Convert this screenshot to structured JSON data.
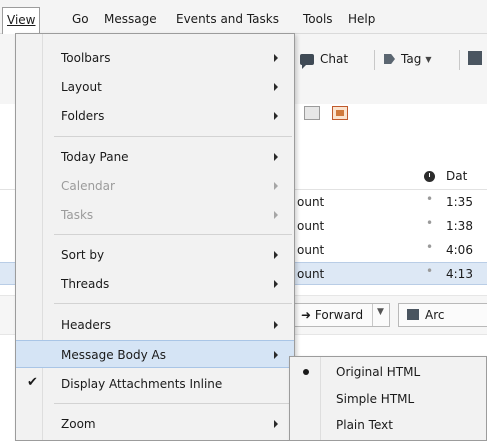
{
  "menubar": {
    "items": [
      {
        "label": "View"
      },
      {
        "label": "Go"
      },
      {
        "label": "Message"
      },
      {
        "label": "Events and Tasks"
      },
      {
        "label": "Tools"
      },
      {
        "label": "Help"
      }
    ]
  },
  "toolbar": {
    "chat_label": "Chat",
    "tag_label": "Tag"
  },
  "message_list": {
    "date_header": "Dat",
    "rows": [
      {
        "account": "ount",
        "date": "1:35"
      },
      {
        "account": "ount",
        "date": "1:38"
      },
      {
        "account": "ount",
        "date": "4:06"
      },
      {
        "account": "ount",
        "date": "4:13"
      }
    ]
  },
  "header_toolbar": {
    "forward_label": "Forward",
    "archive_label": "Arc"
  },
  "view_menu": {
    "items": [
      {
        "label": "Toolbars"
      },
      {
        "label": "Layout"
      },
      {
        "label": "Folders"
      },
      {
        "label": "Today Pane"
      },
      {
        "label": "Calendar"
      },
      {
        "label": "Tasks"
      },
      {
        "label": "Sort by"
      },
      {
        "label": "Threads"
      },
      {
        "label": "Headers"
      },
      {
        "label": "Message Body As"
      },
      {
        "label": "Display Attachments Inline"
      },
      {
        "label": "Zoom"
      }
    ],
    "check_glyph": "✔"
  },
  "body_as_submenu": {
    "items": [
      {
        "label": "Original HTML"
      },
      {
        "label": "Simple HTML"
      },
      {
        "label": "Plain Text"
      }
    ]
  }
}
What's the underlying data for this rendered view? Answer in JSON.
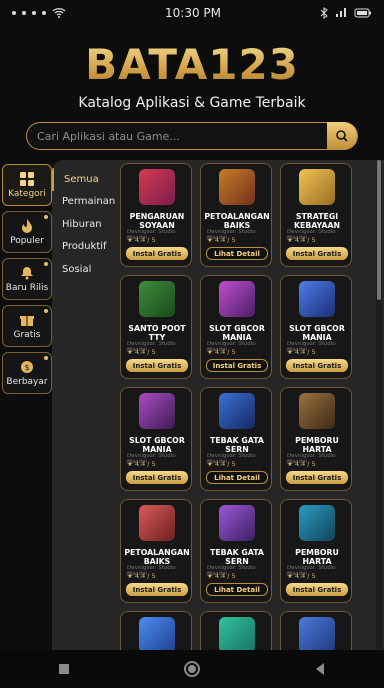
{
  "status": {
    "time": "10:30 PM",
    "icons": [
      "dots",
      "wifi",
      "bluetooth",
      "signal",
      "battery"
    ]
  },
  "header": {
    "title": "BATA123",
    "tagline": "Katalog Aplikasi & Game Terbaik"
  },
  "search": {
    "placeholder": "Cari Aplikasi atau Game..."
  },
  "left_nav": [
    {
      "label": "Kategori",
      "icon": "grid-icon",
      "active": true
    },
    {
      "label": "Populer",
      "icon": "flame-icon",
      "active": false
    },
    {
      "label": "Baru Rilis",
      "icon": "bell-icon",
      "active": false
    },
    {
      "label": "Gratis",
      "icon": "gift-icon",
      "active": false
    },
    {
      "label": "Berbayar",
      "icon": "dollar-icon",
      "active": false
    }
  ],
  "categories": [
    {
      "label": "Semua",
      "active": true
    },
    {
      "label": "Permainan",
      "active": false
    },
    {
      "label": "Hiburan",
      "active": false
    },
    {
      "label": "Produktif",
      "active": false
    },
    {
      "label": "Sosial",
      "active": false
    }
  ],
  "cards": [
    {
      "title": "PENGARUAN SOYAAN",
      "dev": "Devnigsor: Sfudio Mandiri",
      "rating": "★ 4.4 / 5",
      "button": "Instal Gratis",
      "style": "gold",
      "color": "#b4233b"
    },
    {
      "title": "PETOALANGAN BAIKS",
      "dev": "Devnigsor: Sfudio Mandiri",
      "rating": "★ 4.4 / 5",
      "button": "Lihat Detail",
      "style": "dark",
      "color": "#a8421f"
    },
    {
      "title": "STRATEGI KEBAYAAN",
      "dev": "Devnigsor: Sfudio Mandiri",
      "rating": "★ 4.4 / 5",
      "button": "Instal Gratis",
      "style": "gold",
      "color": "#d6a43b"
    },
    {
      "title": "SANTO POOT TTY",
      "dev": "Devnigsor: Sfudio Mandiri",
      "rating": "★ 4.4 / 5",
      "button": "Instal Gratis",
      "style": "gold",
      "color": "#2a6f2a"
    },
    {
      "title": "SLOT GBCOR MANIA",
      "dev": "Devnigsor: Sfudio Mandiri",
      "rating": "★ 4.4 / 5",
      "button": "Instal Gratis",
      "style": "dark",
      "color": "#8d3a9d"
    },
    {
      "title": "SLOT GBCOR MANIA",
      "dev": "Devnigsor: Sfudio Mandiri",
      "rating": "★ 4.4 / 5",
      "button": "Instal Gratis",
      "style": "gold",
      "color": "#2d4aa5"
    },
    {
      "title": "SLOT GBCOR MANIA",
      "dev": "Devnigsor: Sfudio Mandiri",
      "rating": "★ 4.4 / 5",
      "button": "Instal Gratis",
      "style": "gold",
      "color": "#7c3b8f"
    },
    {
      "title": "TEBAK GATA SERN",
      "dev": "Devnigsor: Sfudio Mandiri",
      "rating": "★ 4.4 / 5",
      "button": "Lihat Detail",
      "style": "dark",
      "color": "#2b4f97"
    },
    {
      "title": "PEMBORU HARTA",
      "dev": "Devnigsor: Sfudio Mandiri",
      "rating": "★ 4.4 / 5",
      "button": "Instal Gratis",
      "style": "gold",
      "color": "#6a4b2a"
    },
    {
      "title": "PETOALANGAN BAIKS",
      "dev": "Devnigsor: Sfudio Mandiri",
      "rating": "★ 4.4 / 5",
      "button": "Instal Gratis",
      "style": "gold",
      "color": "#b43e3e"
    },
    {
      "title": "TEBAK GATA SERN",
      "dev": "Devnigsor: Sfudio Mandiri",
      "rating": "★ 4.4 / 5",
      "button": "Lihat Detail",
      "style": "dark",
      "color": "#6b3a8d"
    },
    {
      "title": "PEMBORU HARTA",
      "dev": "Devnigsor: Sfudio Mandiri",
      "rating": "★ 4.4 / 5",
      "button": "Instal Gratis",
      "style": "gold",
      "color": "#1e6b87"
    },
    {
      "title": "",
      "dev": "",
      "rating": "",
      "button": "",
      "style": "none",
      "color": "#2c5dbb"
    },
    {
      "title": "",
      "dev": "",
      "rating": "",
      "button": "",
      "style": "none",
      "color": "#1f9a7a"
    },
    {
      "title": "",
      "dev": "",
      "rating": "",
      "button": "",
      "style": "none",
      "color": "#2d5fb0"
    }
  ]
}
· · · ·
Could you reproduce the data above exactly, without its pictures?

- [OUTPUT FOR THIS TASK]:
Convert this screenshot to structured JSON data.
{
  "menubar": {
    "items": [
      {
        "label": "View"
      },
      {
        "label": "Go"
      },
      {
        "label": "Message"
      },
      {
        "label": "Events and Tasks"
      },
      {
        "label": "Tools"
      },
      {
        "label": "Help"
      }
    ]
  },
  "toolbar": {
    "chat_label": "Chat",
    "tag_label": "Tag"
  },
  "message_list": {
    "date_header": "Dat",
    "rows": [
      {
        "account": "ount",
        "date": "1:35"
      },
      {
        "account": "ount",
        "date": "1:38"
      },
      {
        "account": "ount",
        "date": "4:06"
      },
      {
        "account": "ount",
        "date": "4:13"
      }
    ]
  },
  "header_toolbar": {
    "forward_label": "Forward",
    "archive_label": "Arc"
  },
  "view_menu": {
    "items": [
      {
        "label": "Toolbars"
      },
      {
        "label": "Layout"
      },
      {
        "label": "Folders"
      },
      {
        "label": "Today Pane"
      },
      {
        "label": "Calendar"
      },
      {
        "label": "Tasks"
      },
      {
        "label": "Sort by"
      },
      {
        "label": "Threads"
      },
      {
        "label": "Headers"
      },
      {
        "label": "Message Body As"
      },
      {
        "label": "Display Attachments Inline"
      },
      {
        "label": "Zoom"
      }
    ],
    "check_glyph": "✔"
  },
  "body_as_submenu": {
    "items": [
      {
        "label": "Original HTML"
      },
      {
        "label": "Simple HTML"
      },
      {
        "label": "Plain Text"
      }
    ]
  }
}
What's the underlying data for this rendered view? Answer in JSON.
{
  "status": {
    "time": "10:30 PM",
    "icons": [
      "dots",
      "wifi",
      "bluetooth",
      "signal",
      "battery"
    ]
  },
  "header": {
    "title": "BATA123",
    "tagline": "Katalog Aplikasi & Game Terbaik"
  },
  "search": {
    "placeholder": "Cari Aplikasi atau Game..."
  },
  "left_nav": [
    {
      "label": "Kategori",
      "icon": "grid-icon",
      "active": true
    },
    {
      "label": "Populer",
      "icon": "flame-icon",
      "active": false
    },
    {
      "label": "Baru Rilis",
      "icon": "bell-icon",
      "active": false
    },
    {
      "label": "Gratis",
      "icon": "gift-icon",
      "active": false
    },
    {
      "label": "Berbayar",
      "icon": "dollar-icon",
      "active": false
    }
  ],
  "categories": [
    {
      "label": "Semua",
      "active": true
    },
    {
      "label": "Permainan",
      "active": false
    },
    {
      "label": "Hiburan",
      "active": false
    },
    {
      "label": "Produktif",
      "active": false
    },
    {
      "label": "Sosial",
      "active": false
    }
  ],
  "cards": [
    {
      "title": "PENGARUAN SOYAAN",
      "dev": "Devnigsor: Sfudio Mandiri",
      "rating": "★ 4.4 / 5",
      "button": "Instal Gratis",
      "style": "gold",
      "color": "#b4233b"
    },
    {
      "title": "PETOALANGAN BAIKS",
      "dev": "Devnigsor: Sfudio Mandiri",
      "rating": "★ 4.4 / 5",
      "button": "Lihat Detail",
      "style": "dark",
      "color": "#a8421f"
    },
    {
      "title": "STRATEGI KEBAYAAN",
      "dev": "Devnigsor: Sfudio Mandiri",
      "rating": "★ 4.4 / 5",
      "button": "Instal Gratis",
      "style": "gold",
      "color": "#d6a43b"
    },
    {
      "title": "SANTO POOT TTY",
      "dev": "Devnigsor: Sfudio Mandiri",
      "rating": "★ 4.4 / 5",
      "button": "Instal Gratis",
      "style": "gold",
      "color": "#2a6f2a"
    },
    {
      "title": "SLOT GBCOR MANIA",
      "dev": "Devnigsor: Sfudio Mandiri",
      "rating": "★ 4.4 / 5",
      "button": "Instal Gratis",
      "style": "dark",
      "color": "#8d3a9d"
    },
    {
      "title": "SLOT GBCOR MANIA",
      "dev": "Devnigsor: Sfudio Mandiri",
      "rating": "★ 4.4 / 5",
      "button": "Instal Gratis",
      "style": "gold",
      "color": "#2d4aa5"
    },
    {
      "title": "SLOT GBCOR MANIA",
      "dev": "Devnigsor: Sfudio Mandiri",
      "rating": "★ 4.4 / 5",
      "button": "Instal Gratis",
      "style": "gold",
      "color": "#7c3b8f"
    },
    {
      "title": "TEBAK GATA SERN",
      "dev": "Devnigsor: Sfudio Mandiri",
      "rating": "★ 4.4 / 5",
      "button": "Lihat Detail",
      "style": "dark",
      "color": "#2b4f97"
    },
    {
      "title": "PEMBORU HARTA",
      "dev": "Devnigsor: Sfudio Mandiri",
      "rating": "★ 4.4 / 5",
      "button": "Instal Gratis",
      "style": "gold",
      "color": "#6a4b2a"
    },
    {
      "title": "PETOALANGAN BAIKS",
      "dev": "Devnigsor: Sfudio Mandiri",
      "rating": "★ 4.4 / 5",
      "button": "Instal Gratis",
      "style": "gold",
      "color": "#b43e3e"
    },
    {
      "title": "TEBAK GATA SERN",
      "dev": "Devnigsor: Sfudio Mandiri",
      "rating": "★ 4.4 / 5",
      "button": "Lihat Detail",
      "style": "dark",
      "color": "#6b3a8d"
    },
    {
      "title": "PEMBORU HARTA",
      "dev": "Devnigsor: Sfudio Mandiri",
      "rating": "★ 4.4 / 5",
      "button": "Instal Gratis",
      "style": "gold",
      "color": "#1e6b87"
    },
    {
      "title": "",
      "dev": "",
      "rating": "",
      "button": "",
      "style": "none",
      "color": "#2c5dbb"
    },
    {
      "title": "",
      "dev": "",
      "rating": "",
      "button": "",
      "style": "none",
      "color": "#1f9a7a"
    },
    {
      "title": "",
      "dev": "",
      "rating": "",
      "button": "",
      "style": "none",
      "color": "#2d5fb0"
    }
  ]
}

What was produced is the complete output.